A Michigan judge acknowledged that female genital mutilation is "despicable"—in a 28-page opinion that concluded the federal government's 22-year-old law against the practice is unconstitutional. As such, the mutilation charges against two Michigan doctors have been dismissed. Dr. Jumana Nagarwala, who allegedly performed the surgery, and Dr. Fakhruddin Attar, who allegedly allowed his Livonia clinic to be used, were defendants in America's first female genital mutilation case, which involves 9 alleged victims. Lawyers for the doctors argued the constitutionality point, and US District Judge Bernard Friedman found "FGM is a 'local criminal activity' which, in keeping with long-standing tradition and our federal system of government, is for the states to regulate, not Congress."

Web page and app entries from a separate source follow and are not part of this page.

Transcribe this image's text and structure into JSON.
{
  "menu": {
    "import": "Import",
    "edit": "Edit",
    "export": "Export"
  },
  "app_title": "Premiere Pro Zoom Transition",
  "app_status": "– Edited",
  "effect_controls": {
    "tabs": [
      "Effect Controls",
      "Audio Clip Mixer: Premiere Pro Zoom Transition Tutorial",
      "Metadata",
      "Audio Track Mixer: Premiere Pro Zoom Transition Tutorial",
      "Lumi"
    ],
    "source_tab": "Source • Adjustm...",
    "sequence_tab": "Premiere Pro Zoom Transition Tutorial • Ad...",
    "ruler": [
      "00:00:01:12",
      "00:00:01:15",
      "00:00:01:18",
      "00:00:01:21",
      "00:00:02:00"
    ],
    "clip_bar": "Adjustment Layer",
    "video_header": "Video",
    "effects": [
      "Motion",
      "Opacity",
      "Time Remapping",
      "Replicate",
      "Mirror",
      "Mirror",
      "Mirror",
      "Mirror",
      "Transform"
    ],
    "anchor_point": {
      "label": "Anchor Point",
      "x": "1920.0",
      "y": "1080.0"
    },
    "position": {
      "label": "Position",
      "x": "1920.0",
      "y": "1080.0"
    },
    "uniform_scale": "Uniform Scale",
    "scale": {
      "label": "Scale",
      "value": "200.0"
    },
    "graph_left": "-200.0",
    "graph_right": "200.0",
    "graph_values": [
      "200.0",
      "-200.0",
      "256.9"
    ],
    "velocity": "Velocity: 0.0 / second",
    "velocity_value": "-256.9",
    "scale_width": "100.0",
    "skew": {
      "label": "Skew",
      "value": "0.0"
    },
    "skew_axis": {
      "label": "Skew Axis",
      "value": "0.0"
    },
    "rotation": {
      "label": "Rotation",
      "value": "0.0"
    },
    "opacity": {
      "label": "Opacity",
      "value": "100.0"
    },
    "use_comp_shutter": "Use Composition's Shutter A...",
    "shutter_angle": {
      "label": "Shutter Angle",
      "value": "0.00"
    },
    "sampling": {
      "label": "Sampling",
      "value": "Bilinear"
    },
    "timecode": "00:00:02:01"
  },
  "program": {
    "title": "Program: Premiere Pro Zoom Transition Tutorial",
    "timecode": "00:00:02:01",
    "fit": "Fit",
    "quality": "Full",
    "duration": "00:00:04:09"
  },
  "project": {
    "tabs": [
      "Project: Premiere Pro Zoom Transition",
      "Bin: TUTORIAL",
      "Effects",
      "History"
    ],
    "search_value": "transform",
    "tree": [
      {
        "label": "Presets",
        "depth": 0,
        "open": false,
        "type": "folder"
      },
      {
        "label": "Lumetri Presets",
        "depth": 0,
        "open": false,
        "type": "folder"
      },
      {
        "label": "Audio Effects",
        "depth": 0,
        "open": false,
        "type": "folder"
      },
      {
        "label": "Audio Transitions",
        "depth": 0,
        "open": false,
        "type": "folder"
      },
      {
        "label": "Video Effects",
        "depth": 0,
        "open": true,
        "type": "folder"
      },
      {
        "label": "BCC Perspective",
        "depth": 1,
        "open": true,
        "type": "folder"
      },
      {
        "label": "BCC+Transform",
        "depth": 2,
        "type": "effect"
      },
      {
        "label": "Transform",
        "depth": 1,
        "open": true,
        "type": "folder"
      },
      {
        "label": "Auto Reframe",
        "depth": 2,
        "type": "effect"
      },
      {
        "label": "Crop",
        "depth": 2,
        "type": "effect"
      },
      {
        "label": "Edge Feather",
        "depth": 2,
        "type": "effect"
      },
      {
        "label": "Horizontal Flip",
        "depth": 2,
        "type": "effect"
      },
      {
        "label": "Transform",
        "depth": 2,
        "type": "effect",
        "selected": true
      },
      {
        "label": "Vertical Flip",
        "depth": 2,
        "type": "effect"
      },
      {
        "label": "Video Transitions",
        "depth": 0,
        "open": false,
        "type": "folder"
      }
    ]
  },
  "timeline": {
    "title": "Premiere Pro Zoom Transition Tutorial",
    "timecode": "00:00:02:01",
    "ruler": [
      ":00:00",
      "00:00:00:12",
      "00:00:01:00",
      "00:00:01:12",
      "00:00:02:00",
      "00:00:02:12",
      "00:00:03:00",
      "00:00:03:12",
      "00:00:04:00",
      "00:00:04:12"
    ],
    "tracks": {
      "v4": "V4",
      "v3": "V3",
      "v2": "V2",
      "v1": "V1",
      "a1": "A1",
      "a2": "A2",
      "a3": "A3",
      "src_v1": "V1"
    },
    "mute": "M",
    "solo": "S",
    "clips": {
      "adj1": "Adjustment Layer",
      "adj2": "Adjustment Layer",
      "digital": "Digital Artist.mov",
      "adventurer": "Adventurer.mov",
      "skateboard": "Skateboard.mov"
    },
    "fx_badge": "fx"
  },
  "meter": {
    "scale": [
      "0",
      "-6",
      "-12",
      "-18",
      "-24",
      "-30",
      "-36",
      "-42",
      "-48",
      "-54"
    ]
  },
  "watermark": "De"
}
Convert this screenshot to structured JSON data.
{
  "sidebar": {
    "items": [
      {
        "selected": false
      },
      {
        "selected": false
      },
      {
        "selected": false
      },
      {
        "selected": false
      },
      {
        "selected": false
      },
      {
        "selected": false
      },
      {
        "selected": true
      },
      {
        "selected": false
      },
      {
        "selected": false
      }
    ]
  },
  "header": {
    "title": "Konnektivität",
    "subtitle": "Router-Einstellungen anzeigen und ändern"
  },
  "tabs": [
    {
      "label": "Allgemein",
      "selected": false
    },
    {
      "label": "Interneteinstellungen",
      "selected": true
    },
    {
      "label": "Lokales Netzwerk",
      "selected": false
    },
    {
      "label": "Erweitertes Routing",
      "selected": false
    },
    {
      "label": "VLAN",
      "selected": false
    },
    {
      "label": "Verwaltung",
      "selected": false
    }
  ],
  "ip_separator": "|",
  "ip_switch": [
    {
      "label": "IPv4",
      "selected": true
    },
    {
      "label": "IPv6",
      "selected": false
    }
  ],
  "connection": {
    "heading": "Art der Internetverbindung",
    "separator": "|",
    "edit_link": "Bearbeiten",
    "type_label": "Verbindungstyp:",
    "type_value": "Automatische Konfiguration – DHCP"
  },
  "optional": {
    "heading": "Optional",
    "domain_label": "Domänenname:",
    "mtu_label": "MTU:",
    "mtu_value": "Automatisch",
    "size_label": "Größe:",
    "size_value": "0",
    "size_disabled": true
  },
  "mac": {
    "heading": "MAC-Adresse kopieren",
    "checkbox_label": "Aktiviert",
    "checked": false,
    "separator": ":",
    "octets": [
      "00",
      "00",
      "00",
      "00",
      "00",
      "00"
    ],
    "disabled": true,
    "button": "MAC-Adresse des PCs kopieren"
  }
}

The Detroit Free-Press explains the federal law was passed under the Commerce clause; Friedman determined there was "nothing commercial or economic" about the mutilation, while the prosecution argued interstate commerce can be at play, as when parents drive their girls across state lines to undergo the procedure. As for state regulation, 27 states ban it, and Michigan is included in that list. But its law was passed subsequent to Nagarwala's April 2017 arrest, reports the AP; as such, it can't be applied to the doctors, and so prosecutors were relying on the federal law, which carries a sentence of up to five years. Prosecutors say they will decide whether to appeal the ruling. Nagarwala isn't off the hook, however, and faces conspiracy and obstruction charges that carry a sentence of up to 20 years if she's convicted. The trial is set to begin in April. (This year, the US deported a man back to Ethiopia over the practice.)